Crafting a Solid Prenup
Before you and your future spouse walk down the aisle, you may want to consider developing a prenuptial agreement. A prenup is a legally binding contract between you and your soon-to-be spouse that discusses important details regarding what will happen financially between you two in the event of a divorce.
Although many couples cringe at the idea of a prenup, having one can save you both a lot of hassle if you eventually decide that divorce is the only option. Continue reading to learn more about the components of a well-crafted prenuptial agreement.
The Question of Spousal Support
One major point of contention when a marriage dissolves is the question of spousal support.
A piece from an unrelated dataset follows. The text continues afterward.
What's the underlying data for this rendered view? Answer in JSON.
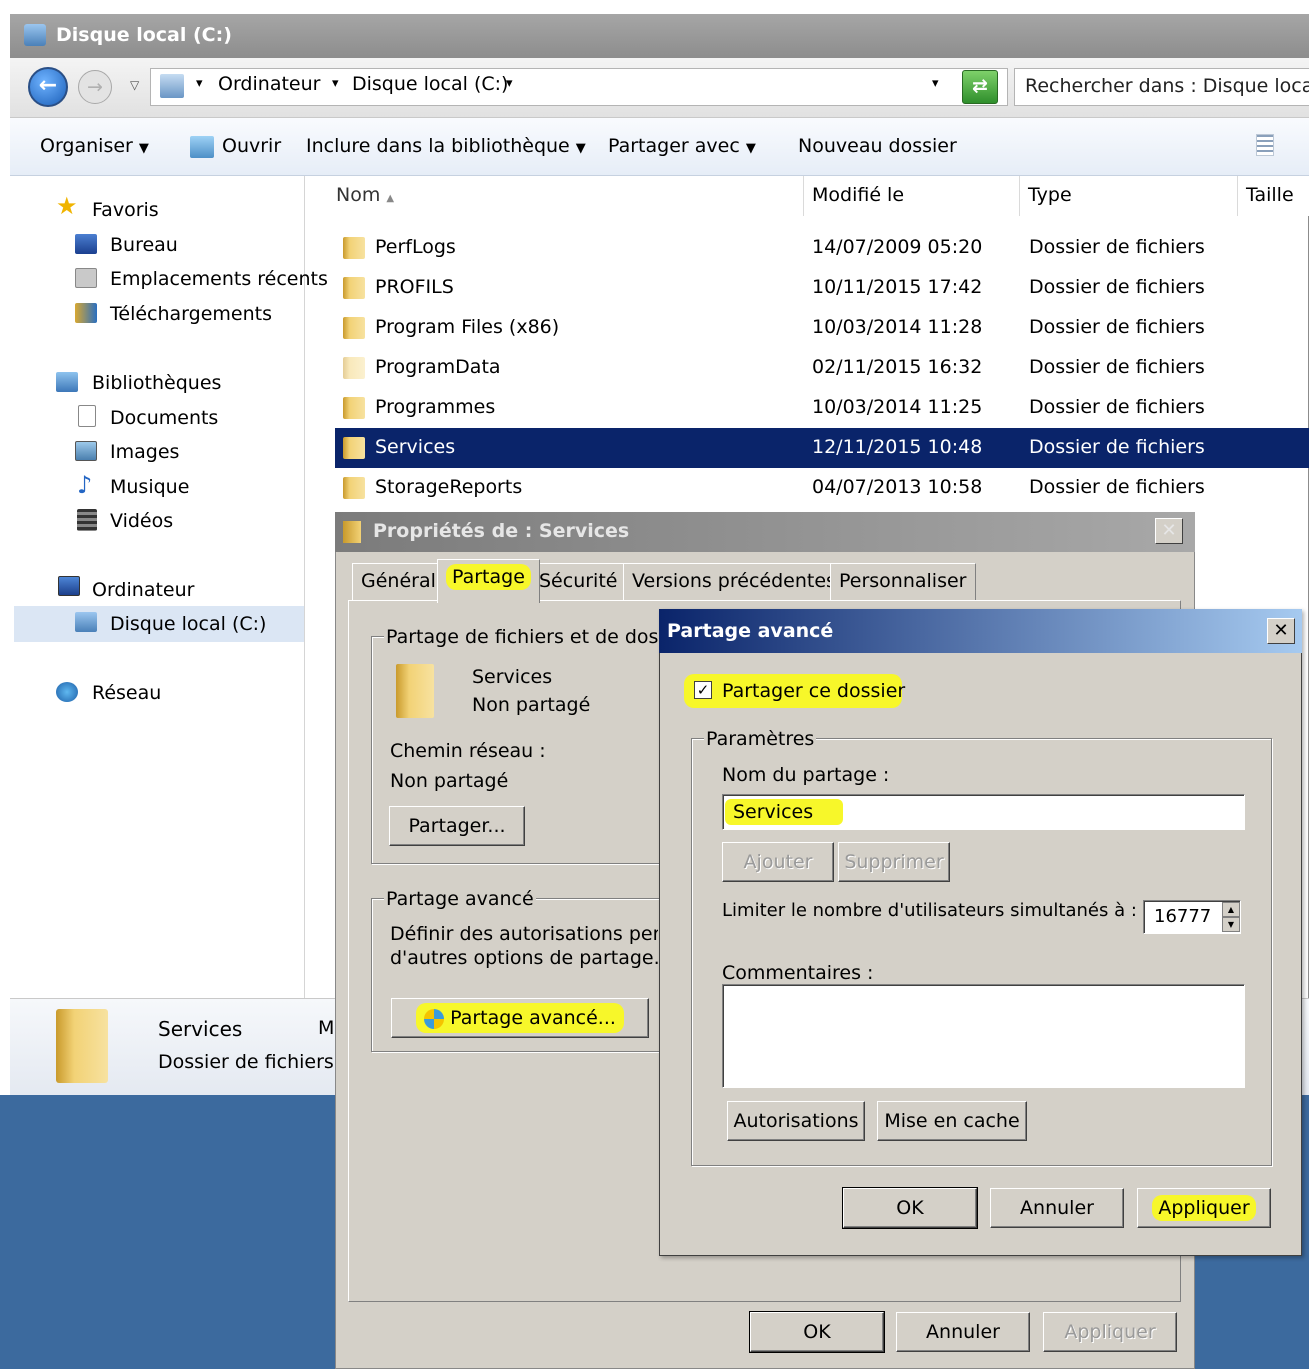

One spouse may earn less than the other and require financial assistance when the marriage falls apart. However, it is uncommon for marriage to end easily. In fact, many couples are at each other’s throats during the divorce, which is why alimony becomes an issue.
In your prenup, you can come up with a plan with which both spouses agree that enables the spouse who needs support to continue to survive while they figure out how to provide for themselves without the income of their soon-to-be former spouse.
Dividing Your Marital Assets
Many couples are under the impression that if they divorce, their debts, property and assets will all be divided evenly. Ever hear one spouse say that they’re entitled to half of everything their spouse has? On the contrary, a prenup discusses how the marital property and assets will be distributed.
It will typically protect one spouse’s inheritance, and other assets that they brought into the marriage, from being given to their former spouse during a divorce. Additionally, a prenuptial agreement will prevent one spouse from being saddled with any debts that the other spouse may be bringing into the marriage or even the debts that they might incur at any point throughout the marriage.
Hire an Experienced Prenup Lawyer
Suggesting a prenuptial agreement to your future spouse shouldn’t raise any red flags, even though many couples believe that a prenup means you aren’t fully committed to the marriage.
However, once you establish a prenup, it can actually strengthen your marriage, as you’ll both know in advance what will happen if you decide to go your separate ways. When you’re ready to build a quality prenup, speak with a family lawyer in PA who understands exactly what goes into a solid prenuptial agreement.